#### [Given data]
=== Begin Enclosure ===
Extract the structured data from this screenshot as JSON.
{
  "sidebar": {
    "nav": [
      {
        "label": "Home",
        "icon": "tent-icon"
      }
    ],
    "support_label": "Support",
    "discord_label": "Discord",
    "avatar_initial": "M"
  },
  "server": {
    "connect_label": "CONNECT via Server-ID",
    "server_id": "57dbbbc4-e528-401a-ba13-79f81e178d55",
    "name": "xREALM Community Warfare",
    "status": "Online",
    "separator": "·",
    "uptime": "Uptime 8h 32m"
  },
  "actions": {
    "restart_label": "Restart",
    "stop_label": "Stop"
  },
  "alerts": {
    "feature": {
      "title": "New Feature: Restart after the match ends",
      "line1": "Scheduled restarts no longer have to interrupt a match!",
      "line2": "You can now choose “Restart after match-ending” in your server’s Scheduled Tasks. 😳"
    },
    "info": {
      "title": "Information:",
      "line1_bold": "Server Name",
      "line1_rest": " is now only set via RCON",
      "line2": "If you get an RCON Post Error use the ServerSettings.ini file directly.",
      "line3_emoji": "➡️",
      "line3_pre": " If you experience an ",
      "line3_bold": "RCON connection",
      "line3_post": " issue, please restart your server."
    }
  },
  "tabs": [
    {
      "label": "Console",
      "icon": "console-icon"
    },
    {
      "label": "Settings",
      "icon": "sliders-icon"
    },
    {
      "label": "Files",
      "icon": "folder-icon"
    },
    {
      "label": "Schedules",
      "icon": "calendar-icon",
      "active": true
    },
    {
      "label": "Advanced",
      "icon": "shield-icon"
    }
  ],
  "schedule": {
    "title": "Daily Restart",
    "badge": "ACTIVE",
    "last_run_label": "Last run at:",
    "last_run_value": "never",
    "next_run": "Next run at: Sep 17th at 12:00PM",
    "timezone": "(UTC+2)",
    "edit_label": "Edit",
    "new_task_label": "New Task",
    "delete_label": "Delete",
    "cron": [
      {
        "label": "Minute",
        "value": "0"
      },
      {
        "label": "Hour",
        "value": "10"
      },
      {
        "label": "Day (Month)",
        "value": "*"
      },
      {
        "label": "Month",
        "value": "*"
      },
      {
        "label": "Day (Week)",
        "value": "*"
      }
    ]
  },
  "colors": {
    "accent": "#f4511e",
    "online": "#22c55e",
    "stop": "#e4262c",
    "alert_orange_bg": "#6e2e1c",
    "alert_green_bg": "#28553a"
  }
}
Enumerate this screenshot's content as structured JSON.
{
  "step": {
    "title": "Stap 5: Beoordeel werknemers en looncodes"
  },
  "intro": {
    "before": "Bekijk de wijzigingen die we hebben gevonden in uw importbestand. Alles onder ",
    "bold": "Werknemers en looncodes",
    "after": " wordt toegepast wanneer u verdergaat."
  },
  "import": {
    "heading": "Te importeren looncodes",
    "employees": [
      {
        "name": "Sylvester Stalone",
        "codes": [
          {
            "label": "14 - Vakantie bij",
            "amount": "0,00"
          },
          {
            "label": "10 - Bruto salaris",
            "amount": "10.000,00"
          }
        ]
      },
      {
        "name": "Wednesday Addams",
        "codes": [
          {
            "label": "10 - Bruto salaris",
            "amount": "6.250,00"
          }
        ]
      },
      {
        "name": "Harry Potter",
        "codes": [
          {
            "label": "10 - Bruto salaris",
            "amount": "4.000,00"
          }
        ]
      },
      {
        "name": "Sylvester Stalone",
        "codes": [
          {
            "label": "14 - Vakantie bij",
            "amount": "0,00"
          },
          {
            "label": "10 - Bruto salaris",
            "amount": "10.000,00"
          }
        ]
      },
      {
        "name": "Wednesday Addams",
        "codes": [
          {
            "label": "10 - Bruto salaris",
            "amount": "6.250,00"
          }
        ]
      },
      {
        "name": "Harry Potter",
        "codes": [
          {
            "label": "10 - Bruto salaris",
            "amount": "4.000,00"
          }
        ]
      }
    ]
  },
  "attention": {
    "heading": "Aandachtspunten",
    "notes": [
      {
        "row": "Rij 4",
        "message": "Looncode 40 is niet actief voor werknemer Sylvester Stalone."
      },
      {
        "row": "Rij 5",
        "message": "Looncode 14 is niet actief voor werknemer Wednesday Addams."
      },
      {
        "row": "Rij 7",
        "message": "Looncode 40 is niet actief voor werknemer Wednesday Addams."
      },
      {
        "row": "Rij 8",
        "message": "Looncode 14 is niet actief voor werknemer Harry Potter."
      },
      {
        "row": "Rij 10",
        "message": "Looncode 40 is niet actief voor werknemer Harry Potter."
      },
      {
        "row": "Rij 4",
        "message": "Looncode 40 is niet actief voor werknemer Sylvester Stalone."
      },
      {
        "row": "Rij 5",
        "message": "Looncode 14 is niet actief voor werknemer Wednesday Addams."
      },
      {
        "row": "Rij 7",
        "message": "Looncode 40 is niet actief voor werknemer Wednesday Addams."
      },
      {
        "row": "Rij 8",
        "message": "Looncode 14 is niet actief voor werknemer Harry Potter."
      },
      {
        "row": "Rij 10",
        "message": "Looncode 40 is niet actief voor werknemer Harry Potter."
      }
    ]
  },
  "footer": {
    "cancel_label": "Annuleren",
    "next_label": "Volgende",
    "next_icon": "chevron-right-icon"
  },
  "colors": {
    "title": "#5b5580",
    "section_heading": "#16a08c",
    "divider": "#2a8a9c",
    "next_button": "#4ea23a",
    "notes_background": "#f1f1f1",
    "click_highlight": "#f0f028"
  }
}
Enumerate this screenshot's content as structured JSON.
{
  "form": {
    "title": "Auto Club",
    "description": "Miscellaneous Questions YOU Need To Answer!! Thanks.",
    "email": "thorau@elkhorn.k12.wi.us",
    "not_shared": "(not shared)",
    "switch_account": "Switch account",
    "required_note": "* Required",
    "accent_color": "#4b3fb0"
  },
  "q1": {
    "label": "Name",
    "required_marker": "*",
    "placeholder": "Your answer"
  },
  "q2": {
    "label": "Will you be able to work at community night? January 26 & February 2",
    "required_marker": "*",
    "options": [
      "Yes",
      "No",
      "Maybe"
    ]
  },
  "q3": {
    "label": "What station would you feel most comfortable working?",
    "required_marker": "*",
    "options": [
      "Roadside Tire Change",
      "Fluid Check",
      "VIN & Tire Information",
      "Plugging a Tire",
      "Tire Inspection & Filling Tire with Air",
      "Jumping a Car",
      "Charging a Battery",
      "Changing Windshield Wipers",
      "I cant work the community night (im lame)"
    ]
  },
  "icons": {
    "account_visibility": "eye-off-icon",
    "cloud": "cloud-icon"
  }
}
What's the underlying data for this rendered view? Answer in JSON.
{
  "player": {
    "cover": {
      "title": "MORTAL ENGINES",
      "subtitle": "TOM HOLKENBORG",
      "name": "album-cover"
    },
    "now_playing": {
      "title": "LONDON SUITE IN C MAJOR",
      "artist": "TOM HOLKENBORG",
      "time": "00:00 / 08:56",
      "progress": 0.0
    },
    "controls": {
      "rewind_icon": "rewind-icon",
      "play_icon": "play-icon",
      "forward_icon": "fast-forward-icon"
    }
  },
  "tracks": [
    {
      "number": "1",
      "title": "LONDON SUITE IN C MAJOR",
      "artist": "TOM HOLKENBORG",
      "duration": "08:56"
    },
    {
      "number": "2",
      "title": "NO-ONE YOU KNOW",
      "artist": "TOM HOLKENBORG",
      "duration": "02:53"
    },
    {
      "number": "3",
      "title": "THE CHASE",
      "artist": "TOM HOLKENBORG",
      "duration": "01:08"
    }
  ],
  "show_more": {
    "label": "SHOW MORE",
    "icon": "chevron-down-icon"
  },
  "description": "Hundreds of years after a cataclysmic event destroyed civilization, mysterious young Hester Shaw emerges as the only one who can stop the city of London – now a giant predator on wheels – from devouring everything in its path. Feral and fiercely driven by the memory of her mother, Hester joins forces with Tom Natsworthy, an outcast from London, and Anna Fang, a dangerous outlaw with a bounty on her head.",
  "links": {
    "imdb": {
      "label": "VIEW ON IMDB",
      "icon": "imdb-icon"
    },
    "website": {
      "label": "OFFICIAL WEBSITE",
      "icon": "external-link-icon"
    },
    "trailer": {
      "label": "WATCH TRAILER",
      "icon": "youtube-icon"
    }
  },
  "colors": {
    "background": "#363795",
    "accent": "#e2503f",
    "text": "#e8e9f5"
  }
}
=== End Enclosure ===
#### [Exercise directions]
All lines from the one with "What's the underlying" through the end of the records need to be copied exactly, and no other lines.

#### [Expected answer]
What's the underlying data for this rendered view? Answer in JSON.
{
  "player": {
    "cover": {
      "title": "MORTAL ENGINES",
      "subtitle": "TOM HOLKENBORG",
      "name": "album-cover"
    },
    "now_playing": {
      "title": "LONDON SUITE IN C MAJOR",
      "artist": "TOM HOLKENBORG",
      "time": "00:00 / 08:56",
      "progress": 0.0
    },
    "controls": {
      "rewind_icon": "rewind-icon",
      "play_icon": "play-icon",
      "forward_icon": "fast-forward-icon"
    }
  },
  "tracks": [
    {
      "number": "1",
      "title": "LONDON SUITE IN C MAJOR",
      "artist": "TOM HOLKENBORG",
      "duration": "08:56"
    },
    {
      "number": "2",
      "title": "NO-ONE YOU KNOW",
      "artist": "TOM HOLKENBORG",
      "duration": "02:53"
    },
    {
      "number": "3",
      "title": "THE CHASE",
      "artist": "TOM HOLKENBORG",
      "duration": "01:08"
    }
  ],
  "show_more": {
    "label": "SHOW MORE",
    "icon": "chevron-down-icon"
  },
  "description": "Hundreds of years after a cataclysmic event destroyed civilization, mysterious young Hester Shaw emerges as the only one who can stop the city of London – now a giant predator on wheels – from devouring everything in its path. Feral and fiercely driven by the memory of her mother, Hester joins forces with Tom Natsworthy, an outcast from London, and Anna Fang, a dangerous outlaw with a bounty on her head.",
  "links": {
    "imdb": {
      "label": "VIEW ON IMDB",
      "icon": "imdb-icon"
    },
    "website": {
      "label": "OFFICIAL WEBSITE",
      "icon": "external-link-icon"
    },
    "trailer": {
      "label": "WATCH TRAILER",
      "icon": "youtube-icon"
    }
  },
  "colors": {
    "background": "#363795",
    "accent": "#e2503f",
    "text": "#e8e9f5"
  }
}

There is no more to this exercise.